TASK OBJECTIVE: Please filter the data down to the lines that include the word "Output" and copy them.

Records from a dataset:
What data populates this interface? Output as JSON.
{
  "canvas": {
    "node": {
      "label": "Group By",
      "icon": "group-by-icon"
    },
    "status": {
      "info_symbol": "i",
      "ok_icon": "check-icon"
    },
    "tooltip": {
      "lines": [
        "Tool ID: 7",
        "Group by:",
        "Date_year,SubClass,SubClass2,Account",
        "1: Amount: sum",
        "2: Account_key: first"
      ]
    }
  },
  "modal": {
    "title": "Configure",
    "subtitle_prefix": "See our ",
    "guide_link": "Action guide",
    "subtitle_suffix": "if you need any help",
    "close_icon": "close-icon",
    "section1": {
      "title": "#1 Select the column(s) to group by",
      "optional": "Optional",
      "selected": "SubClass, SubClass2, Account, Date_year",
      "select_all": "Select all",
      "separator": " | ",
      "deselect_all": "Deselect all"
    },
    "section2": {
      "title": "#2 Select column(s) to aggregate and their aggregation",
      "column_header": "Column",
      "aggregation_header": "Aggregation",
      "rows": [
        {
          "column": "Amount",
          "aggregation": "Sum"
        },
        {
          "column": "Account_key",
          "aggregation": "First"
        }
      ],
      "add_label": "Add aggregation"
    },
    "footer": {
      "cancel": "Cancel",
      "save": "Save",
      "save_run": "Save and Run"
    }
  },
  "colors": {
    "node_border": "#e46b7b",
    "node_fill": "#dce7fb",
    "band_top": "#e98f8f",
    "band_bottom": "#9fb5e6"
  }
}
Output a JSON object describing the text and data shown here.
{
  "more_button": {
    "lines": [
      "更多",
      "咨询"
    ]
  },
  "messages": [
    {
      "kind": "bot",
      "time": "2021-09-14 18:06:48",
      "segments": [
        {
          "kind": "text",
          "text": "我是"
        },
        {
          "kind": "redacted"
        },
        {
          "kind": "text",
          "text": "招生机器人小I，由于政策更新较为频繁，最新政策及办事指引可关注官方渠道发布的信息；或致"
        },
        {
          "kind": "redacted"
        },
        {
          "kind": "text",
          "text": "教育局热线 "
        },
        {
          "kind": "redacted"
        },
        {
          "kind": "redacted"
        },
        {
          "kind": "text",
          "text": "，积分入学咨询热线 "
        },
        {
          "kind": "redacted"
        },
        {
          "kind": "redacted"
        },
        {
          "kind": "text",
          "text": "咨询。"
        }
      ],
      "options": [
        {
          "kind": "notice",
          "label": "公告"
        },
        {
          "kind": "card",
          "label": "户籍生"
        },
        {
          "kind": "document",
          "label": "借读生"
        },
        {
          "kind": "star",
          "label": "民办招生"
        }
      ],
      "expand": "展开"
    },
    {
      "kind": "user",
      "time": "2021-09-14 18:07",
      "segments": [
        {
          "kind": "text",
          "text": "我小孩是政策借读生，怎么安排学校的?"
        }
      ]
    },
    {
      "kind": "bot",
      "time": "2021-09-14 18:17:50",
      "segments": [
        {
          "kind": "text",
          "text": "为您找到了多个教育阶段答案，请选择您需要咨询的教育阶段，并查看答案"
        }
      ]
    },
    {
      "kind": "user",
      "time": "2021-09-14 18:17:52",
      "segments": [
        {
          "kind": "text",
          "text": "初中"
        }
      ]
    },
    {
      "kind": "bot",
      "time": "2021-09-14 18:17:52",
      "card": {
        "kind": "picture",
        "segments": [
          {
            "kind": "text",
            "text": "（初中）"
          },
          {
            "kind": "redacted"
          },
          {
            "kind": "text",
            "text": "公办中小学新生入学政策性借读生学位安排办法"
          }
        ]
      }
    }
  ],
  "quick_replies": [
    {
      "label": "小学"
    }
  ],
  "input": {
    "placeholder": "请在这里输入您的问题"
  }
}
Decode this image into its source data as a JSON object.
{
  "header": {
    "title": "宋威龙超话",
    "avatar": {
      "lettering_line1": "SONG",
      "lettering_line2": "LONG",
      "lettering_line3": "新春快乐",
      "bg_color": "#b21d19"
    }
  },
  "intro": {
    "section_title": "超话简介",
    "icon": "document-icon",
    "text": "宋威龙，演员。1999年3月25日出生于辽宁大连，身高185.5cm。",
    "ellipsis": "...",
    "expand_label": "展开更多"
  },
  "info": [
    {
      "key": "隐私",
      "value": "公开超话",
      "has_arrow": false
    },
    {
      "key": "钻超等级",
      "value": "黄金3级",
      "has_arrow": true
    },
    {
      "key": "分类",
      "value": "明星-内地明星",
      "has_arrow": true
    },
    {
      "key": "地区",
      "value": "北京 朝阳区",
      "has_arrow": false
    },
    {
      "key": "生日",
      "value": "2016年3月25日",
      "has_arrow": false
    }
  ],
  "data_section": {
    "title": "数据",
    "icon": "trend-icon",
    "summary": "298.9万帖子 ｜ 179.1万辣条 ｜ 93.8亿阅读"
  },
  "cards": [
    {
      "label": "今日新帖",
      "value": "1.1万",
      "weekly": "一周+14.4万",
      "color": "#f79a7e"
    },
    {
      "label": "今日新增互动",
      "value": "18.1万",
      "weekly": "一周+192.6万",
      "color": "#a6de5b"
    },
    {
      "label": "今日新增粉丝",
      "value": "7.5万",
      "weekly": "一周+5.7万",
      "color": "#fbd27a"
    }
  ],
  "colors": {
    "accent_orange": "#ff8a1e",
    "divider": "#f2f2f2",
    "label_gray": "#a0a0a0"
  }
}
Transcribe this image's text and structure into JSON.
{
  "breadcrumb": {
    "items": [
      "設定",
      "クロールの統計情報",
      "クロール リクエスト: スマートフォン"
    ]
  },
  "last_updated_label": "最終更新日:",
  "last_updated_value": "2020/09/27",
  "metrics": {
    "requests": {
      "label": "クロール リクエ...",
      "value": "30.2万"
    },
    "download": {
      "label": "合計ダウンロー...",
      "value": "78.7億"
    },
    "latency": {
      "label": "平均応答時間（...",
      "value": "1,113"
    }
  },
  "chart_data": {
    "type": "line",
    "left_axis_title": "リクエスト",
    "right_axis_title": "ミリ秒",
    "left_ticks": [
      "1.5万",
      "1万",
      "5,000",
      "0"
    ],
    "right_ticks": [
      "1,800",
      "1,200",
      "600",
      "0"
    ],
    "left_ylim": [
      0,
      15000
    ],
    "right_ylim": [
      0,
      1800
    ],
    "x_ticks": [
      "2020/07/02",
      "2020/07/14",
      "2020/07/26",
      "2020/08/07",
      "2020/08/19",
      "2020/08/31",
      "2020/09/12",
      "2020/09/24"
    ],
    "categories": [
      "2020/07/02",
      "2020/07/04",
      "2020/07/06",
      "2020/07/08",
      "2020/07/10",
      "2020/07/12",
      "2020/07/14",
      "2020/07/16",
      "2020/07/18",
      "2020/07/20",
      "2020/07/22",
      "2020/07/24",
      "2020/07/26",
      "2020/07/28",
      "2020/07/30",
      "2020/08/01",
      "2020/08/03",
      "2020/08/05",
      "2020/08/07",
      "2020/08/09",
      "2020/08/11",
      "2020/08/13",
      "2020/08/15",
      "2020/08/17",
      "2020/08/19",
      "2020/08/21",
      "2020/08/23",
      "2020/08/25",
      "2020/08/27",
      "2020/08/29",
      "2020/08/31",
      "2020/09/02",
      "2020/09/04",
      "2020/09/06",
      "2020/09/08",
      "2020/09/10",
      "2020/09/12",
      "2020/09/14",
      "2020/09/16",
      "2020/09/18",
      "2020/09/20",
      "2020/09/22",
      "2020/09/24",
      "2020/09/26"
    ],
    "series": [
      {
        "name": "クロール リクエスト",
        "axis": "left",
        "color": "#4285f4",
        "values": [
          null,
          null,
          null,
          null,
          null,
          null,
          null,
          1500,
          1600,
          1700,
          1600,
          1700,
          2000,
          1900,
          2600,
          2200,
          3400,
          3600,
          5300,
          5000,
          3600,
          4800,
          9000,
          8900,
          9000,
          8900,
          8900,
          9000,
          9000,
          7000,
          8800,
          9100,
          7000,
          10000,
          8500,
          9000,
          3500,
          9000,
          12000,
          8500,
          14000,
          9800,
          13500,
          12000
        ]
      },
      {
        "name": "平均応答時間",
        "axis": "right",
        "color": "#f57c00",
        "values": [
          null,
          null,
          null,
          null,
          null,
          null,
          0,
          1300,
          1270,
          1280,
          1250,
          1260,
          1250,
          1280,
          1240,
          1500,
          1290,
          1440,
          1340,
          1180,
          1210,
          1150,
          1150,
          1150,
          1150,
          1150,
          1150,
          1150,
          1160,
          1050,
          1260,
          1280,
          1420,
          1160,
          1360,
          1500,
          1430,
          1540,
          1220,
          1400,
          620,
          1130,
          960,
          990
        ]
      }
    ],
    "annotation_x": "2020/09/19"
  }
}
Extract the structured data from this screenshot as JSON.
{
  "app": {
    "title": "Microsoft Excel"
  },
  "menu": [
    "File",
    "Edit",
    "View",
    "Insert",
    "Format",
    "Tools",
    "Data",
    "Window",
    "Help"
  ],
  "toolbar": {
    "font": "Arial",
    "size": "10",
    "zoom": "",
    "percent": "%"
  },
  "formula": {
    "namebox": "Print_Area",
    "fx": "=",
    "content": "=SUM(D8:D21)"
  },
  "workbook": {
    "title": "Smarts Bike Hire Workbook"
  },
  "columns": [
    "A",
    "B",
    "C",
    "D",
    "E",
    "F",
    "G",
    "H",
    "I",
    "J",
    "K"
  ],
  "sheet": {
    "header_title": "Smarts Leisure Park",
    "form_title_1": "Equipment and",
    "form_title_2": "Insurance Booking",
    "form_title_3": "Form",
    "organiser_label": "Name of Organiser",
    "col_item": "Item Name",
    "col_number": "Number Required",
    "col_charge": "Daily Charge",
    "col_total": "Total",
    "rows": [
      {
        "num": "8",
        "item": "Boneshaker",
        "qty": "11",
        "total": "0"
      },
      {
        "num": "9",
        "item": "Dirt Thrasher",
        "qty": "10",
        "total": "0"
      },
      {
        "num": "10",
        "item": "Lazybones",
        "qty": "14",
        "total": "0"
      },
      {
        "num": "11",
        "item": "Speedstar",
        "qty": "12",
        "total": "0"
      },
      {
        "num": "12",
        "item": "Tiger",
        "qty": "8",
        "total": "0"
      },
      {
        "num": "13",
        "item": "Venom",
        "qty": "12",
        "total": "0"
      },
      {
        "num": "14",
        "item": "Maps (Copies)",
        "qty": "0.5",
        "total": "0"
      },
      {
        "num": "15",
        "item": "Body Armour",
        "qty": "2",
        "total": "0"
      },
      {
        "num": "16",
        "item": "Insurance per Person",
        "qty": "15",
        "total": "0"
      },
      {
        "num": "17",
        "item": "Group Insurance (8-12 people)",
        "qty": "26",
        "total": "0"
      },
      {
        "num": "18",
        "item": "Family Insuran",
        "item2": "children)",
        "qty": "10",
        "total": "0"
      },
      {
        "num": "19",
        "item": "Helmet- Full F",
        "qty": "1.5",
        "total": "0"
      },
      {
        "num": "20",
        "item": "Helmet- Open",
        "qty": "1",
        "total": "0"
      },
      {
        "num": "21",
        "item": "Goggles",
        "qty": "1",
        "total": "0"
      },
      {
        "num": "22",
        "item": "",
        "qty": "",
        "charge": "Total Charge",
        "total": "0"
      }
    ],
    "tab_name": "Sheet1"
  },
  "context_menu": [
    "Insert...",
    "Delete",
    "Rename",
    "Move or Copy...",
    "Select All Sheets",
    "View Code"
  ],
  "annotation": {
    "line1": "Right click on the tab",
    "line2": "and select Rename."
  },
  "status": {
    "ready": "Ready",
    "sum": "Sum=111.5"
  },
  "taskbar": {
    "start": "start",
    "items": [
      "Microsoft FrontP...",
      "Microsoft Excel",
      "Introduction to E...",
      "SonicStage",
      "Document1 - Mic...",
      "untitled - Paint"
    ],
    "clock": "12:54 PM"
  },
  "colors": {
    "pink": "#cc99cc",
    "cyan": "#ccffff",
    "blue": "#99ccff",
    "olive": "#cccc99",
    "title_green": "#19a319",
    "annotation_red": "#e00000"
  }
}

RESULT OF THE TASK:
What data populates this interface? Output as JSON.
Output a JSON object describing the text and data shown here.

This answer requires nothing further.